= Work required =
Every line of the material is to be returned verbatim. Pictures stay out.

= Data for this task =
-------------------------
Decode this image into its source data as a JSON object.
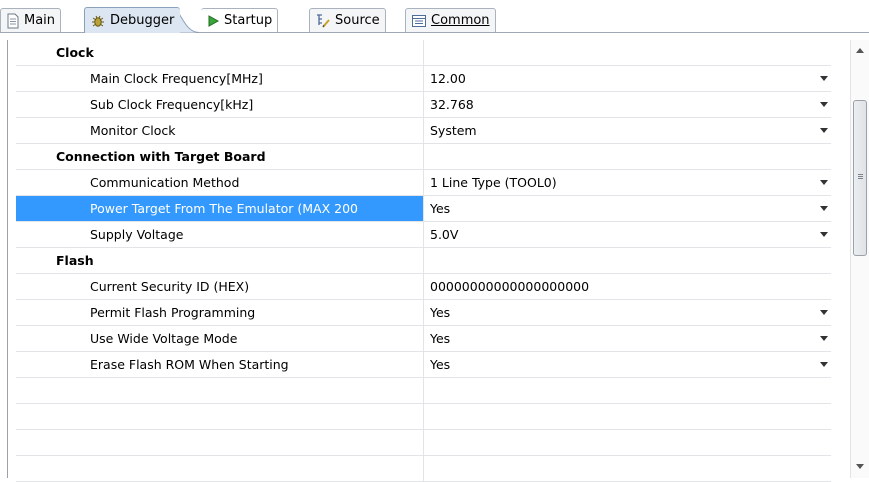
{
  "tabs": [
    {
      "label": "Main",
      "icon": "page-icon",
      "active": false
    },
    {
      "label": "Debugger",
      "icon": "bug-icon",
      "active": true
    },
    {
      "label": "Startup",
      "icon": "play-icon",
      "active": false
    },
    {
      "label": "Source",
      "icon": "source-icon",
      "active": false
    },
    {
      "label": "Common",
      "icon": "common-icon",
      "active": false
    }
  ],
  "rows": [
    {
      "type": "cat",
      "name": "Clock",
      "value": ""
    },
    {
      "type": "item",
      "name": "Main Clock Frequency[MHz]",
      "value": "12.00",
      "dropdown": true
    },
    {
      "type": "item",
      "name": "Sub Clock Frequency[kHz]",
      "value": "32.768",
      "dropdown": true
    },
    {
      "type": "item",
      "name": "Monitor Clock",
      "value": "System",
      "dropdown": true
    },
    {
      "type": "cat",
      "name": "Connection with Target Board",
      "value": ""
    },
    {
      "type": "item",
      "name": "Communication Method",
      "value": "1 Line Type (TOOL0)",
      "dropdown": true
    },
    {
      "type": "item",
      "name": "Power Target From The Emulator (MAX 200",
      "value": "Yes",
      "dropdown": true,
      "selected": true
    },
    {
      "type": "item",
      "name": "Supply Voltage",
      "value": "5.0V",
      "dropdown": true
    },
    {
      "type": "cat",
      "name": "Flash",
      "value": ""
    },
    {
      "type": "item",
      "name": "Current Security ID (HEX)",
      "value": "00000000000000000000",
      "dropdown": false
    },
    {
      "type": "item",
      "name": "Permit Flash Programming",
      "value": "Yes",
      "dropdown": true
    },
    {
      "type": "item",
      "name": "Use Wide Voltage Mode",
      "value": "Yes",
      "dropdown": true
    },
    {
      "type": "item",
      "name": "Erase Flash ROM When Starting",
      "value": "Yes",
      "dropdown": true
    }
  ],
  "colors": {
    "selection": "#3399ff",
    "tab_active": "#dce6f2"
  }
}
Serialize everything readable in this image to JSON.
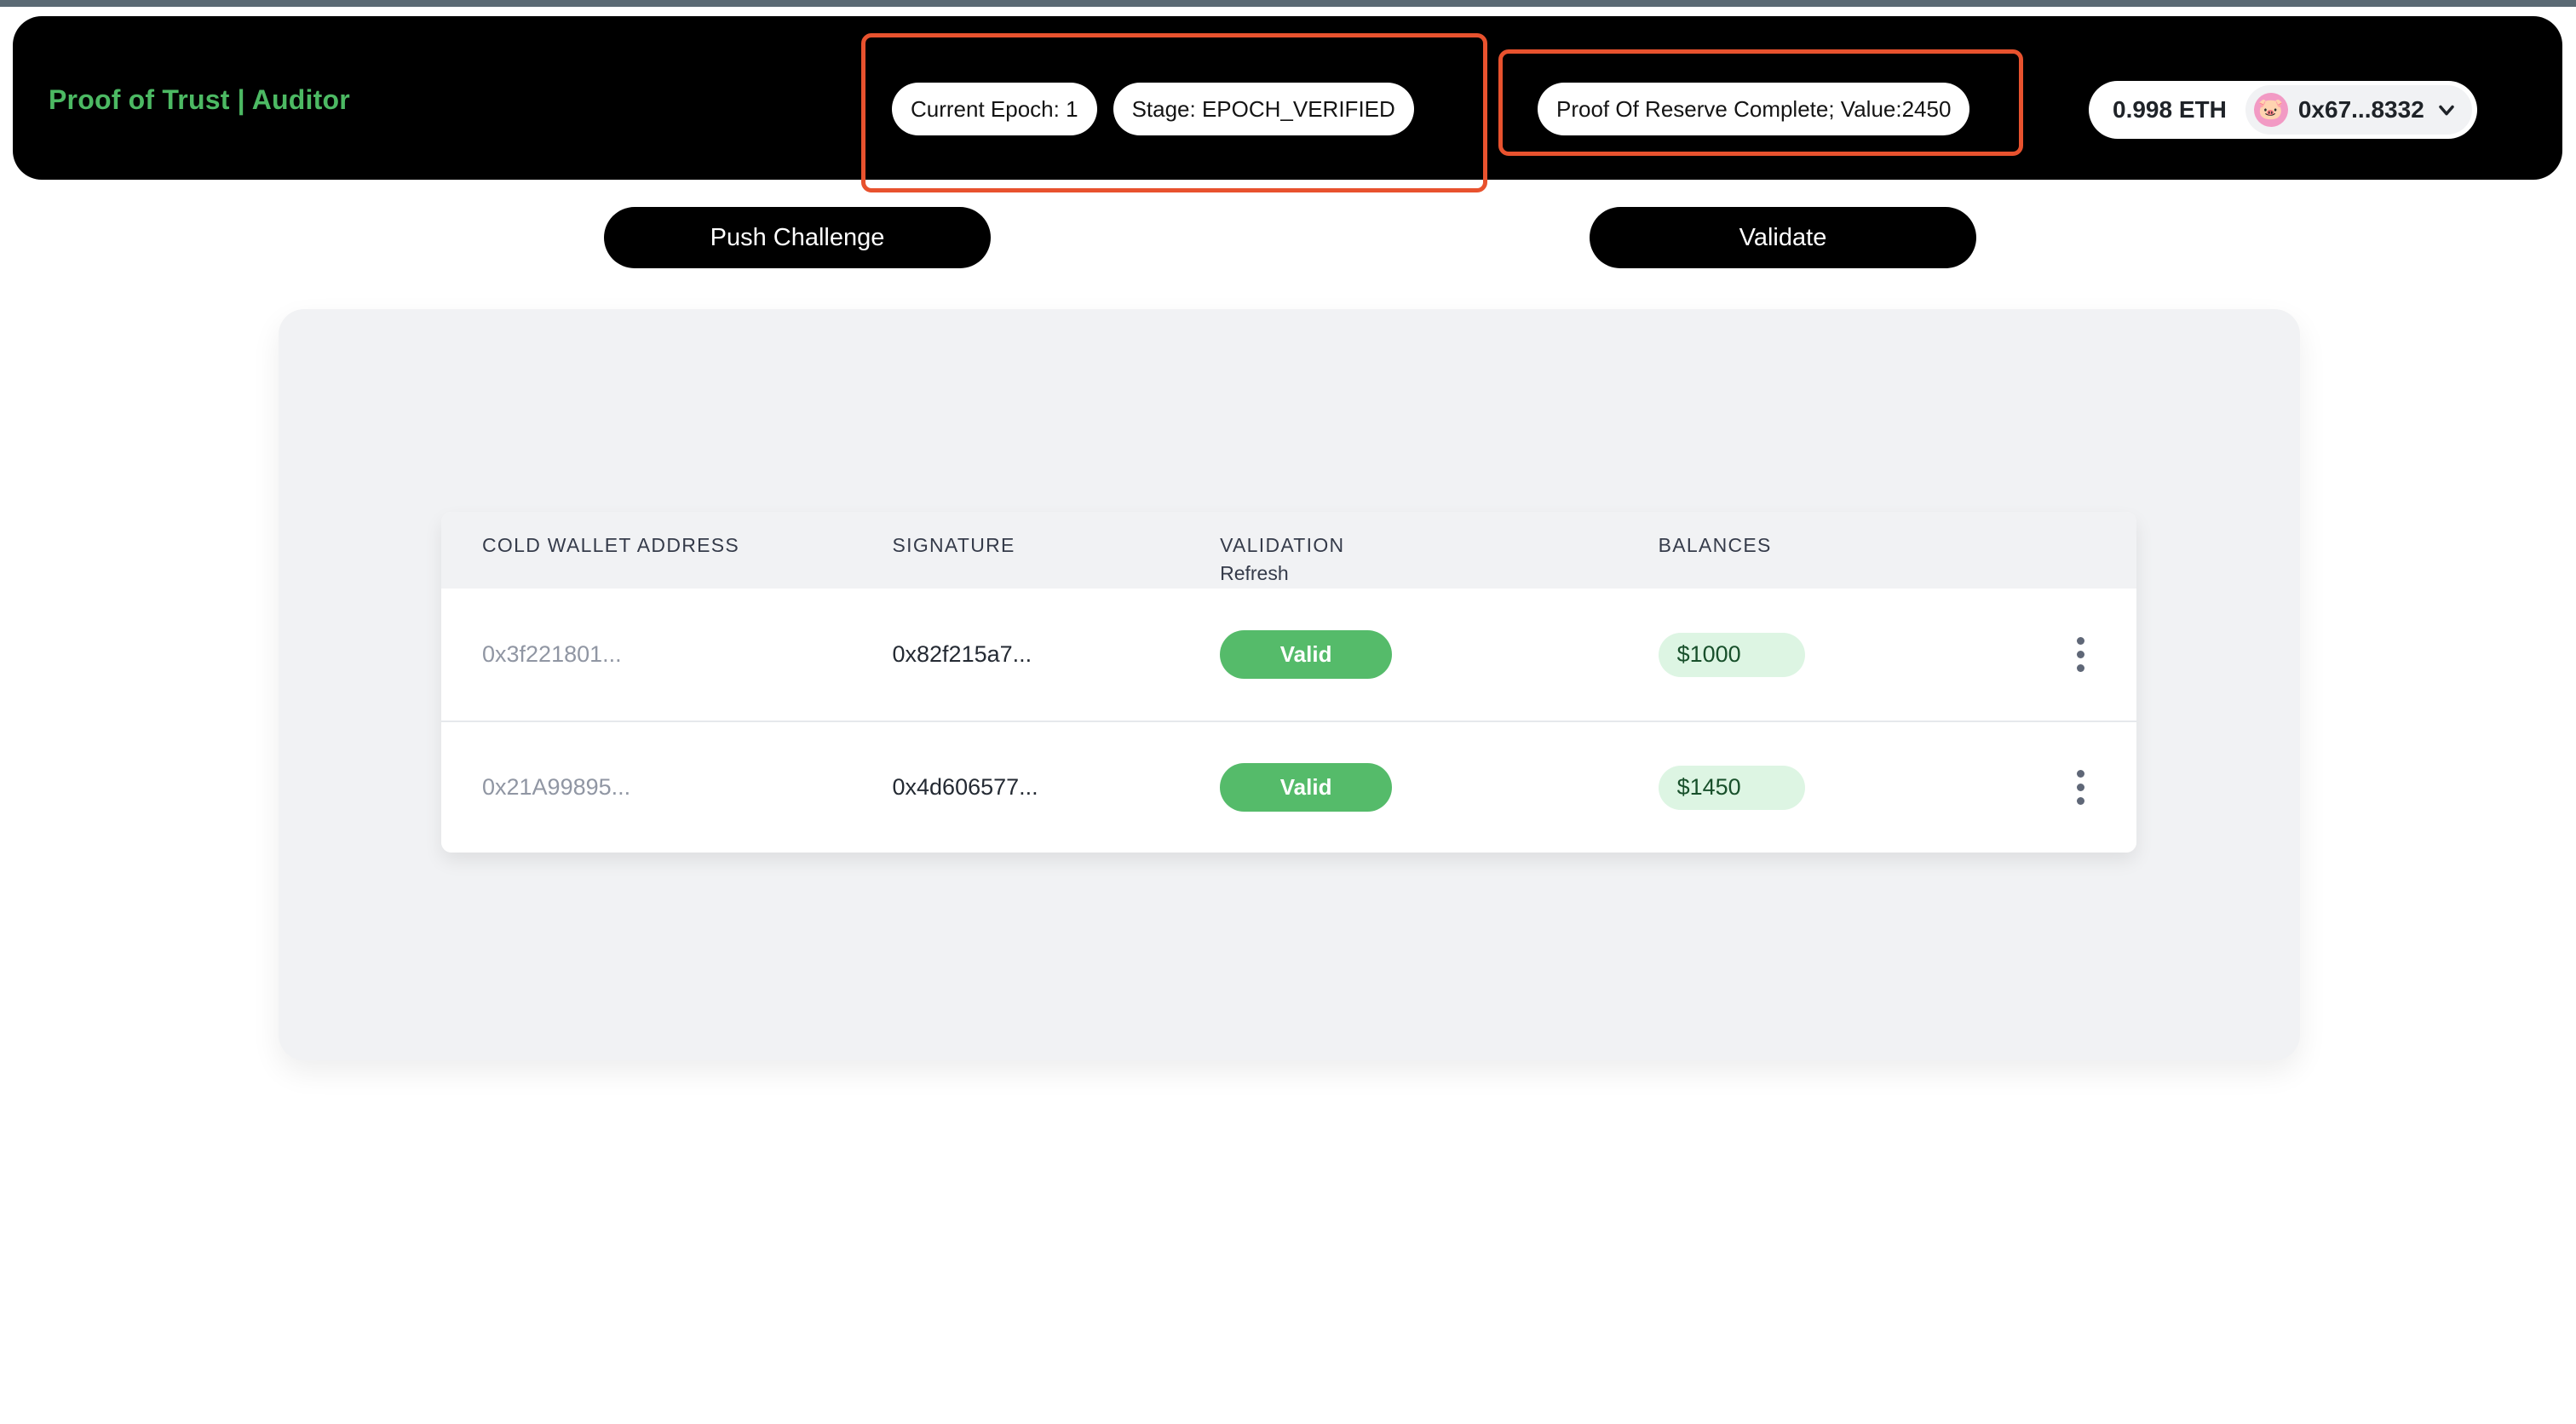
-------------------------
= Problem solution =
Decode this image into its source data as a JSON object.
{
  "tabs": [
    {
      "label": "Main",
      "icon": "page-icon",
      "active": false
    },
    {
      "label": "Debugger",
      "icon": "bug-icon",
      "active": true
    },
    {
      "label": "Startup",
      "icon": "play-icon",
      "active": false
    },
    {
      "label": "Source",
      "icon": "source-icon",
      "active": false
    },
    {
      "label": "Common",
      "icon": "common-icon",
      "active": false
    }
  ],
  "rows": [
    {
      "type": "cat",
      "name": "Clock",
      "value": ""
    },
    {
      "type": "item",
      "name": "Main Clock Frequency[MHz]",
      "value": "12.00",
      "dropdown": true
    },
    {
      "type": "item",
      "name": "Sub Clock Frequency[kHz]",
      "value": "32.768",
      "dropdown": true
    },
    {
      "type": "item",
      "name": "Monitor Clock",
      "value": "System",
      "dropdown": true
    },
    {
      "type": "cat",
      "name": "Connection with Target Board",
      "value": ""
    },
    {
      "type": "item",
      "name": "Communication Method",
      "value": "1 Line Type (TOOL0)",
      "dropdown": true
    },
    {
      "type": "item",
      "name": "Power Target From The Emulator (MAX 200",
      "value": "Yes",
      "dropdown": true,
      "selected": true
    },
    {
      "type": "item",
      "name": "Supply Voltage",
      "value": "5.0V",
      "dropdown": true
    },
    {
      "type": "cat",
      "name": "Flash",
      "value": ""
    },
    {
      "type": "item",
      "name": "Current Security ID (HEX)",
      "value": "00000000000000000000",
      "dropdown": false
    },
    {
      "type": "item",
      "name": "Permit Flash Programming",
      "value": "Yes",
      "dropdown": true
    },
    {
      "type": "item",
      "name": "Use Wide Voltage Mode",
      "value": "Yes",
      "dropdown": true
    },
    {
      "type": "item",
      "name": "Erase Flash ROM When Starting",
      "value": "Yes",
      "dropdown": true
    }
  ],
  "colors": {
    "selection": "#3399ff",
    "tab_active": "#dce6f2"
  }
}
Serialize everything readable in this image to JSON.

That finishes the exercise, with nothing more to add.